—Richard M. Nixon
During a November 17, 1973,
Speech in Orlando, Florida

Let me say here that the practice of law does not give us much room to criticize others. Edgar Lee Masters had his skepticisms about our profession. He had a busy Chicago trial practice. He and Clarence Darrow were partners for a few years. Although Masters’ thriving law practice took up most of his time, he wrote poetry about the people in the small town where he was raised and the people he met in the courts.

Masters’ poems were in the form of blank verse obituaries. In 1916, he put his thoughts in a book titled Spoon River Anthology. It became a success. It changed his life. He quit the law practice, moved to New York City, and wrote for the rest of his life. He never duplicated the success of Spoon River. Here is a Spoon River sample.

John M. Church

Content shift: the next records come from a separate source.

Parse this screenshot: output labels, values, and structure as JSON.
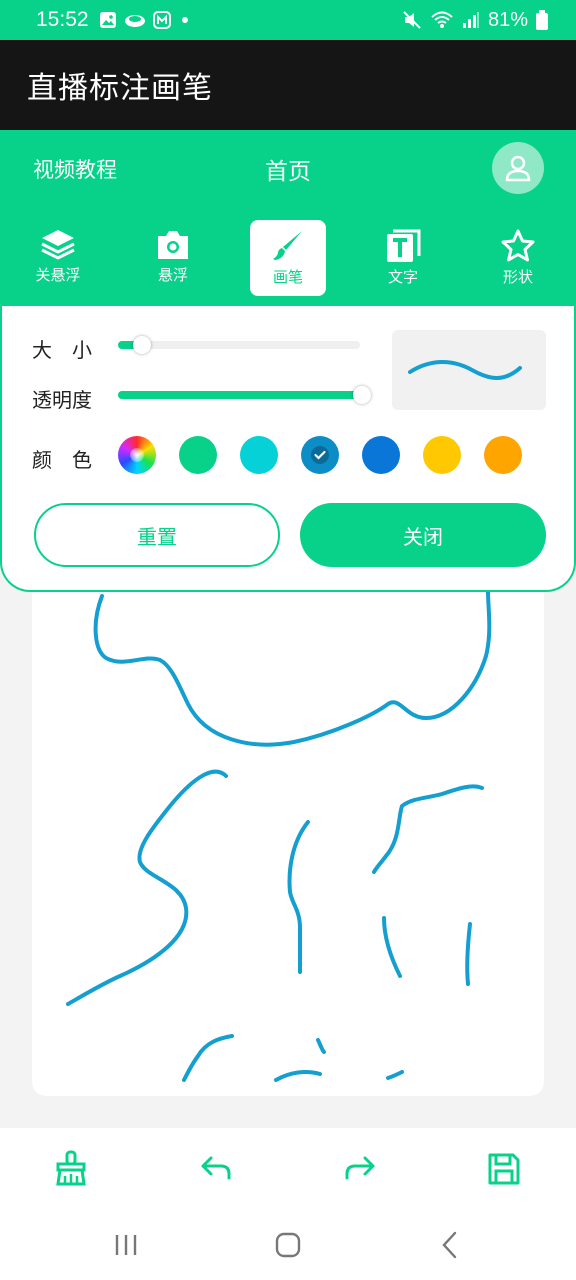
{
  "status_bar": {
    "time": "15:52",
    "battery": "81%",
    "left_icons": [
      "gallery-icon",
      "cloud-icon",
      "app-icon",
      "dot-icon"
    ],
    "right_icons": [
      "mute-icon",
      "wifi-icon",
      "signal-icon",
      "battery-icon"
    ]
  },
  "app": {
    "title": "直播标注画笔"
  },
  "header": {
    "left_link": "视频教程",
    "center_title": "首页",
    "avatar_icon": "user-icon"
  },
  "tools": [
    {
      "label": "关悬浮",
      "icon": "layers-icon",
      "active": false
    },
    {
      "label": "悬浮",
      "icon": "camera-icon",
      "active": false
    },
    {
      "label": "画笔",
      "icon": "brush-icon",
      "active": true
    },
    {
      "label": "文字",
      "icon": "text-icon",
      "active": false
    },
    {
      "label": "形状",
      "icon": "star-icon",
      "active": false
    }
  ],
  "settings": {
    "size_label": "大　小",
    "size_value": 0.1,
    "opacity_label": "透明度",
    "opacity_value": 1.0,
    "color_label": "颜　色",
    "colors": [
      "rainbow",
      "#08d18a",
      "#05d1d7",
      "#0c8dc6",
      "#0a76d8",
      "#ffc800",
      "#ffa500"
    ],
    "selected_color": "#0c8dc6",
    "reset_label": "重置",
    "close_label": "关闭"
  },
  "colors": {
    "accent": "#08d18a",
    "titlebar": "#151515",
    "stroke": "#149fd0"
  },
  "bottom_toolbar": {
    "icons": [
      "clear-brush-icon",
      "undo-icon",
      "redo-icon",
      "save-icon"
    ]
  },
  "system_nav": {
    "icons": [
      "recent-apps-icon",
      "home-icon",
      "back-icon"
    ]
  }
}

I was attorney for the “Q”
And the Indemnity Company which insured
The owners of the mine.
And the upper courts, to beat the claims
Of the crippled, the widow and orphan,
and made a fortune thereat.

The bar association sang my praises
In a high-flown resolution.
And the floral tributes were many—
But the rats devoured my heart
And a snake made a nest in my skull?

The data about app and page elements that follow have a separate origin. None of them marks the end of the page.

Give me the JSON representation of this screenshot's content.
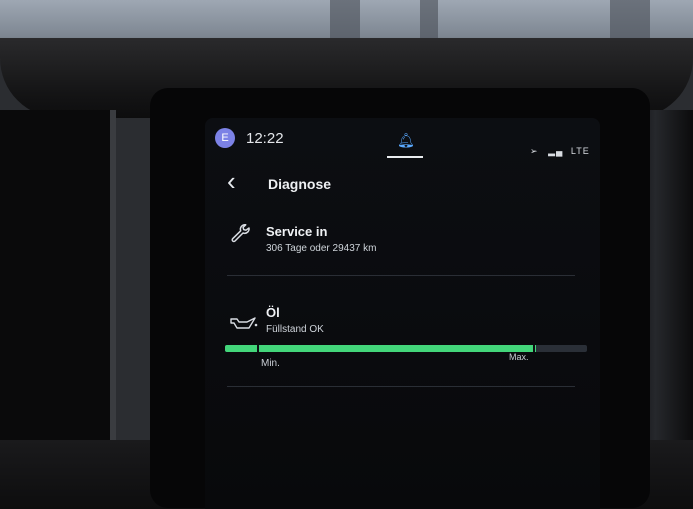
{
  "status_bar": {
    "avatar_initial": "E",
    "time": "12:22",
    "network": "LTE"
  },
  "header": {
    "back_glyph": "<",
    "title": "Diagnose"
  },
  "service": {
    "icon": "wrench-icon",
    "title": "Service in",
    "detail": "306 Tage oder 29437 km"
  },
  "oil": {
    "icon": "oil-can-icon",
    "title": "Öl",
    "status": "Füllstand OK",
    "level_fraction": 0.86,
    "min_label": "Min.",
    "max_label": "Max."
  },
  "colors": {
    "accent_green": "#43d67a",
    "avatar": "#7c82e6",
    "notification_blue": "#5aa9ff"
  }
}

Masters said the person he called John M. Church was the type of Chicago lawyer who was “the hard, shrewd, money-grabbing corporate corporation and business lawyer.”

There is another side, a lighter side, to the law. I know of no book devoted entirely to hypocrisy and the law. However, an English Judge, Henry Cecil, had a few words to say about it. He said that if you are going to succeed at the Bar, “you must first learn to flatter yourself. You must flatter yourself that you are quick in the uptake, able to express yourself well, are patient, hardworking and a man of complete integrity. For certain success at the Bar you need to have these qualities.”

He said that an interesting form of hypocrisy goes on in the courtroom where the lawyers flatter the judges:

“Your lordship has put it so much better than I can,” (when he hasn’t);

“Your lordship is, as always, very good (kind) (helpful),” (when he has in fact been none of these things, rather the contrary);

“As your lordship knows,” (when he doesn’t);

“I am loathe to trouble your lordship,” (when counsel is quite determined to trouble his lordship);

“With the greatest respect, my lord,” (when counsel is saying to himself or whispering to his neighbor: “Will the blithering old idiot never get the point?”);

“If your lordship will bear with me for one moment,” (when the judge has been particularly obtuse);

“It is always a great pleasure to appear before your lordship,” (though this can sometimes be true).

Judge Cecil recalls a judge who disliked flattery who would say: “Don’t say ‘with respect’ to me. You don’t mean it.” I was a young barrister at the time, and, after seeing what happened to other counsel in his court, I flattered myself that I knew how to treat him. I never called him ‘Your Honor,’ I never said ‘with respect,’ and I never imputed to him the slightest knowledge of the law. And I never won a case in front of him.”

Jacob A. Stein has written a new book, Eulogy of Lawyers. Reach the publisher at [email protected].